Asian Hornet

We seem to have been spared a large incursion of Asian hornets this year but it doesn’t mean they aren’t out there. Once the leaves have dropped, this is a good time of year to spot secondary nests that were high up in trees, and we will need to be very vigilant early next spring to spot AH queens when they emerge from hibernation. Traps can now be taken down and cleaned for the winter but need to go back up in February to early March to catch any emerging founding queens before they establish their primary nests.

Review Successes & Failures

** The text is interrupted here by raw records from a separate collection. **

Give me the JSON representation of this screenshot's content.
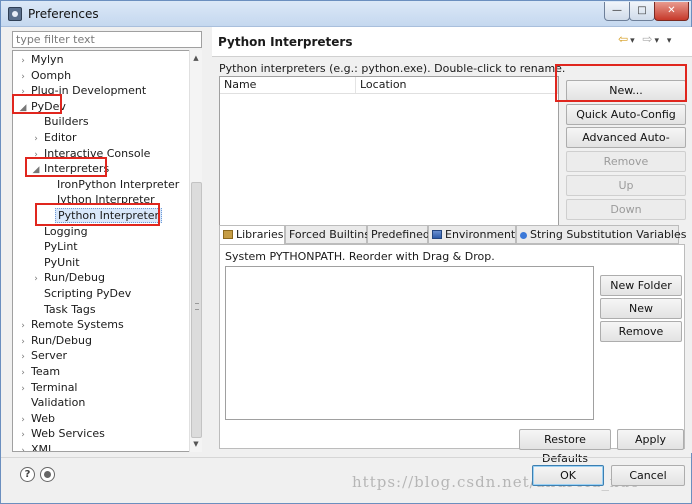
{
  "window": {
    "title": "Preferences",
    "controls": {
      "minimize": "—",
      "maximize": "□",
      "close": "✕"
    }
  },
  "filter": {
    "placeholder": "type filter text"
  },
  "tree": [
    {
      "label": "Mylyn",
      "arrow": "›",
      "level": 1
    },
    {
      "label": "Oomph",
      "arrow": "›",
      "level": 1
    },
    {
      "label": "Plug-in Development",
      "arrow": "›",
      "level": 1
    },
    {
      "label": "PyDev",
      "arrow": "◢",
      "level": 1
    },
    {
      "label": "Builders",
      "arrow": "",
      "level": 2
    },
    {
      "label": "Editor",
      "arrow": "›",
      "level": 2
    },
    {
      "label": "Interactive Console",
      "arrow": "›",
      "level": 2
    },
    {
      "label": "Interpreters",
      "arrow": "◢",
      "level": 2
    },
    {
      "label": "IronPython Interpreter",
      "arrow": "",
      "level": 3
    },
    {
      "label": "Jython Interpreter",
      "arrow": "",
      "level": 3
    },
    {
      "label": "Python Interpreter",
      "arrow": "",
      "level": 3,
      "selected": true
    },
    {
      "label": "Logging",
      "arrow": "",
      "level": 2
    },
    {
      "label": "PyLint",
      "arrow": "",
      "level": 2
    },
    {
      "label": "PyUnit",
      "arrow": "",
      "level": 2
    },
    {
      "label": "Run/Debug",
      "arrow": "›",
      "level": 2
    },
    {
      "label": "Scripting PyDev",
      "arrow": "",
      "level": 2
    },
    {
      "label": "Task Tags",
      "arrow": "",
      "level": 2
    },
    {
      "label": "Remote Systems",
      "arrow": "›",
      "level": 1
    },
    {
      "label": "Run/Debug",
      "arrow": "›",
      "level": 1
    },
    {
      "label": "Server",
      "arrow": "›",
      "level": 1
    },
    {
      "label": "Team",
      "arrow": "›",
      "level": 1
    },
    {
      "label": "Terminal",
      "arrow": "›",
      "level": 1
    },
    {
      "label": "Validation",
      "arrow": "",
      "level": 1
    },
    {
      "label": "Web",
      "arrow": "›",
      "level": 1
    },
    {
      "label": "Web Services",
      "arrow": "›",
      "level": 1
    },
    {
      "label": "XML",
      "arrow": "›",
      "level": 1
    }
  ],
  "page": {
    "title": "Python Interpreters",
    "nav": {
      "back": "⇦",
      "forward": "⇨",
      "menu": "▾"
    },
    "description": "Python interpreters (e.g.: python.exe).   Double-click to rename.",
    "columns": {
      "name": "Name",
      "location": "Location"
    },
    "buttons": {
      "new": "New...",
      "quick": "Quick Auto-Config",
      "advanced": "Advanced Auto-Config",
      "remove": "Remove",
      "up": "Up",
      "down": "Down"
    },
    "tabs": {
      "libraries": "Libraries",
      "forced": "Forced Builtins",
      "predefined": "Predefined",
      "environment": "Environment",
      "substitution": "String Substitution Variables"
    },
    "libraries": {
      "system_path": "System PYTHONPATH.   Reorder with Drag & Drop.",
      "new_folder": "New Folder",
      "new_egg": "New Egg/Zip(s)",
      "remove": "Remove"
    },
    "restore_defaults": "Restore Defaults",
    "apply": "Apply"
  },
  "footer": {
    "help": "?",
    "ok": "OK",
    "cancel": "Cancel",
    "watermark": "https://blog.csdn.net/android_xue"
  },
  "colors": {
    "highlight_box": "#e0261e",
    "selection": "#d9e8fb"
  }
}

Now the active season is over, take time to review this season while things are still fresh in your mind and plan for any future changes. If your apiary layout doesn’t work, you could adjust and move your hives during a cold spell in winter, as after a long confinement, the bees will reorientate when leaving the hive again. Many beekeepers have again reported queen problems this season which concurs with international research. Looking back through your records will help you decide how each colony is doing and whether you need to plan different IPM methods or requeen next season. Consider requeening consider if:

  • your queens will be more than 2 years old
  • in order to improve bad temper
  • colonies that are prone to swarming
  • failing to build up.

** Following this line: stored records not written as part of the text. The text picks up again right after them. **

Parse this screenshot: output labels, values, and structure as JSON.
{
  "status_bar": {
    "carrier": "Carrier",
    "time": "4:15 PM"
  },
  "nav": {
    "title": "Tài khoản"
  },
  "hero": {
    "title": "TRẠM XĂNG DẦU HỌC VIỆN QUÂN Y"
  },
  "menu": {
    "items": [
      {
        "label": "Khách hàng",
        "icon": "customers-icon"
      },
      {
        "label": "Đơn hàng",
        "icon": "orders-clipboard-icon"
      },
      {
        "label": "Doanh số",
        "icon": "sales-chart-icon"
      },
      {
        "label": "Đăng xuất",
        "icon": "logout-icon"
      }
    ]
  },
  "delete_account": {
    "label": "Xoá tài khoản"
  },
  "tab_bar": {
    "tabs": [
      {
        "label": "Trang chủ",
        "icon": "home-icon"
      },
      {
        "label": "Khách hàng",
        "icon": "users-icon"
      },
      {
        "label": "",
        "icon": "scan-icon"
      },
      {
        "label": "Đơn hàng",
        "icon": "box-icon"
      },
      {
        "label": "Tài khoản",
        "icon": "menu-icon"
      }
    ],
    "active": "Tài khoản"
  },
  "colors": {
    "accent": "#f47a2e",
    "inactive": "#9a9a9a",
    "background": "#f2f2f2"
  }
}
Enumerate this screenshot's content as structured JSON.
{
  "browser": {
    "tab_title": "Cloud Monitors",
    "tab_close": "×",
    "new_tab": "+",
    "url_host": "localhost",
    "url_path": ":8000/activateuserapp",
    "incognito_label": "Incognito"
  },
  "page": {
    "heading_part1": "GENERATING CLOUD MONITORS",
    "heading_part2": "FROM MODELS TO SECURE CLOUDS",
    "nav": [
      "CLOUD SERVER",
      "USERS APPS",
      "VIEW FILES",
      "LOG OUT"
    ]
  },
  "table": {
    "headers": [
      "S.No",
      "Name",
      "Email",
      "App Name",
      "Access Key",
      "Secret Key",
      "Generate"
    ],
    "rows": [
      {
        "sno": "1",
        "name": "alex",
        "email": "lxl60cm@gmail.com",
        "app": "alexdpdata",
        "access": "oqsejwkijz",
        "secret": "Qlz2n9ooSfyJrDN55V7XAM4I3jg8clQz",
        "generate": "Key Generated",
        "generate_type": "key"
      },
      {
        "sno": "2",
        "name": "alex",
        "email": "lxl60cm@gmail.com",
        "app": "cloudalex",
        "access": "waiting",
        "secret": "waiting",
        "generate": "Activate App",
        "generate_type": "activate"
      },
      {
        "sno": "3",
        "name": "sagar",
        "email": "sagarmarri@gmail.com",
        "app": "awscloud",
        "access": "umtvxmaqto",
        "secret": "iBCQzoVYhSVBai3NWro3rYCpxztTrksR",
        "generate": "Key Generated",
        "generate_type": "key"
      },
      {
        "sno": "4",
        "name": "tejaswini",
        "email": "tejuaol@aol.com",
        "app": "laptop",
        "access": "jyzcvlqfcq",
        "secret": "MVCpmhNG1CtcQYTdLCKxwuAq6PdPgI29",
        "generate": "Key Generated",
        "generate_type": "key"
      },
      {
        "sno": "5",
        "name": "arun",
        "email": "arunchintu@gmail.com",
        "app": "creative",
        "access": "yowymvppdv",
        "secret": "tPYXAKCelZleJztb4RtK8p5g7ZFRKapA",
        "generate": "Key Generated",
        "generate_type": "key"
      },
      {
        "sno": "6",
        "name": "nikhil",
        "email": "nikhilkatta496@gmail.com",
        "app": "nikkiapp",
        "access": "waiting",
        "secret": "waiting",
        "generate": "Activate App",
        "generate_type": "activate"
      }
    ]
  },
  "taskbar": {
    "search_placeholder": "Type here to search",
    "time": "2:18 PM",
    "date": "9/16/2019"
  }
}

You could have a go at queen rearing in order to restock but if you need to buy in new queens, find a reputable breeder and ask to be put on their list now, for a locally bred queen, so you can requeen in late spring before colonies build up too much.

Now is also the time to consider whether you have enough equipment for all eventualities. It is a good idea to make a list of new equipment that will be needed, to take advantage of the sales or to put on your Christmas list, so you are well prepared if spring arrives early.

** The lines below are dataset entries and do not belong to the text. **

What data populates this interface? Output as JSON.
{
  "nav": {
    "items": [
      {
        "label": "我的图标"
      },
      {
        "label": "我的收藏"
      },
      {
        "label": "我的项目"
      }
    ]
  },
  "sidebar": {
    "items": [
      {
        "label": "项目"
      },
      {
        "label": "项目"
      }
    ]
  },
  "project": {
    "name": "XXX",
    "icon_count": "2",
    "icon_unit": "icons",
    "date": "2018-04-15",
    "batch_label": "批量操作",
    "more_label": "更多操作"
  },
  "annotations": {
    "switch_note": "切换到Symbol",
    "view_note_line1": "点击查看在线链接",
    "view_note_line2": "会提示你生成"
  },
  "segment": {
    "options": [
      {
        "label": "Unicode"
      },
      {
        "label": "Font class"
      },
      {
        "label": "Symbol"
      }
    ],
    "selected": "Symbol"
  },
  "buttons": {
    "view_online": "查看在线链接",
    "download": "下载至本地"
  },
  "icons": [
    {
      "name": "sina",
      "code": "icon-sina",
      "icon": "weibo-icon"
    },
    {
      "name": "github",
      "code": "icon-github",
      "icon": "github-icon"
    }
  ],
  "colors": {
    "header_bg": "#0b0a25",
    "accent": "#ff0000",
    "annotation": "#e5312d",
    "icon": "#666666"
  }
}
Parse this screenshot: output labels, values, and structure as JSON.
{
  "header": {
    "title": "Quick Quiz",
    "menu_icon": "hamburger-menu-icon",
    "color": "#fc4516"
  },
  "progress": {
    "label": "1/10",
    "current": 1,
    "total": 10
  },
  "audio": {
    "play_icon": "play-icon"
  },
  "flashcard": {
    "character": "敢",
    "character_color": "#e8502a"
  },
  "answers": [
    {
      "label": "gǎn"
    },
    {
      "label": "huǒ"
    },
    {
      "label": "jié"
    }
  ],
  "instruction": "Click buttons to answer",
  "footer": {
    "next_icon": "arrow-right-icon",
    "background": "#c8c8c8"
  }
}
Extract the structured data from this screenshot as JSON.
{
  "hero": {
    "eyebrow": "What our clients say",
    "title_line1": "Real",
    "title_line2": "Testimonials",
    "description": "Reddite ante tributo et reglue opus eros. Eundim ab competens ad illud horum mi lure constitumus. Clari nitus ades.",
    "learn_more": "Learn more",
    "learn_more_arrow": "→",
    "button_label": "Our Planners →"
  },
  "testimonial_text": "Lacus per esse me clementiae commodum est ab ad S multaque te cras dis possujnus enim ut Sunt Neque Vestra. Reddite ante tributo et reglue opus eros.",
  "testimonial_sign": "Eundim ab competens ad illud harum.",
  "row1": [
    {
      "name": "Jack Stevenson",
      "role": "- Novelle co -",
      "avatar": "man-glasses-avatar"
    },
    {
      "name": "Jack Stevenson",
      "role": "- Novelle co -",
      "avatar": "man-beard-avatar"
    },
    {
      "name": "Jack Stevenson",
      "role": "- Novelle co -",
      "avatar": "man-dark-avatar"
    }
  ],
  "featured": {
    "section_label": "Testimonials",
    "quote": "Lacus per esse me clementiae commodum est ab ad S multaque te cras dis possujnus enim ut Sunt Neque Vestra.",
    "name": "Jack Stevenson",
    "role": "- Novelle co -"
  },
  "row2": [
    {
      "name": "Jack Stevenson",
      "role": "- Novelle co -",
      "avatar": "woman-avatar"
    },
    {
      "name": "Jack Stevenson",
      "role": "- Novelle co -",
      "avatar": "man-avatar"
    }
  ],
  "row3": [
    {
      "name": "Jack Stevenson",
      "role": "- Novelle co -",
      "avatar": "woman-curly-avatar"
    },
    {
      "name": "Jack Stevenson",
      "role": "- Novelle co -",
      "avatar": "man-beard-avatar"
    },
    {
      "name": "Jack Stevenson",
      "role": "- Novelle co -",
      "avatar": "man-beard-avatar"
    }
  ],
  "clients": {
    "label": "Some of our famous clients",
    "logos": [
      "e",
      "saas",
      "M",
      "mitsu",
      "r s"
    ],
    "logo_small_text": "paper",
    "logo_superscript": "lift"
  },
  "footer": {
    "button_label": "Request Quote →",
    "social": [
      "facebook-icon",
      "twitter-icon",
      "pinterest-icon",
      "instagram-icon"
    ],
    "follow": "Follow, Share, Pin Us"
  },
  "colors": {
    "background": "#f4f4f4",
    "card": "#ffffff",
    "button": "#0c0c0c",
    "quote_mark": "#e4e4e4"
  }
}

Reflect and Record

Does your method of hive record keeping work for you or does it need changing? It may need just a few tweaks to make the record useful rather than a chore. When you first start beekeeping, you may need lots of detail to act as prompts. This can later be reduced to enable only essential information, recorded speedily but enough to enable forward planning and actions for future visits, so you avoid opening hives unnecessarily. Furthermore, remember it is a legal requirement to keep records of any medication you administer to your bees and retain it for 5 years. However, not everyone realises that Medicine Administration Records should not only list the normal product details of its use but also note when and where the bee medicine was purchased plus its batch number, as well as how any out of date medication is disposed of. A blank record can be downloaded from the BBKA website.

Honey for Sale

Another legal consideration if you sell honey, is that each jar should be fully traceable back to you and the hives it came from. For this, honey jar labels have legal requirements and must show specific details and in case the Local Authority or Bee Inspector comes calling, it is also advisable to keep Hive Extraction Records.

If you are able to extract from each hive individually, you will know how productive each hive is and also be able to apply a separate lot number so that if there is a problem it can be traced to the exact hive. However, if this is not practical, try to keep honey from different apiaries separate. Whether you keep your records by hand or electronically, they should be a useful tool to help you plan, get organised, be reflective and increasingly more successful in your beekeeping. This month’s BeeCraft has some excellent articles to help you, I have learned a lot from reading ‘The Fat Body in the Honey bee’.

Check List for November:

  • Hives sound, weatherproof, protected against intruders
  • Check stands & strap hives
  • Water source in a nearby sunny position
  • Heft hives regularly to ensure sufficient stores
  • Emergency feed fondant if needed
  • Monitor varroa drop & plan treatment
  • Remove & clean hornet traps
  • Finish sterilising equipment & store securely
  • Carryout apiary maintenance
  • Check hive records to plan for next season
  • List equipment or repairs needed.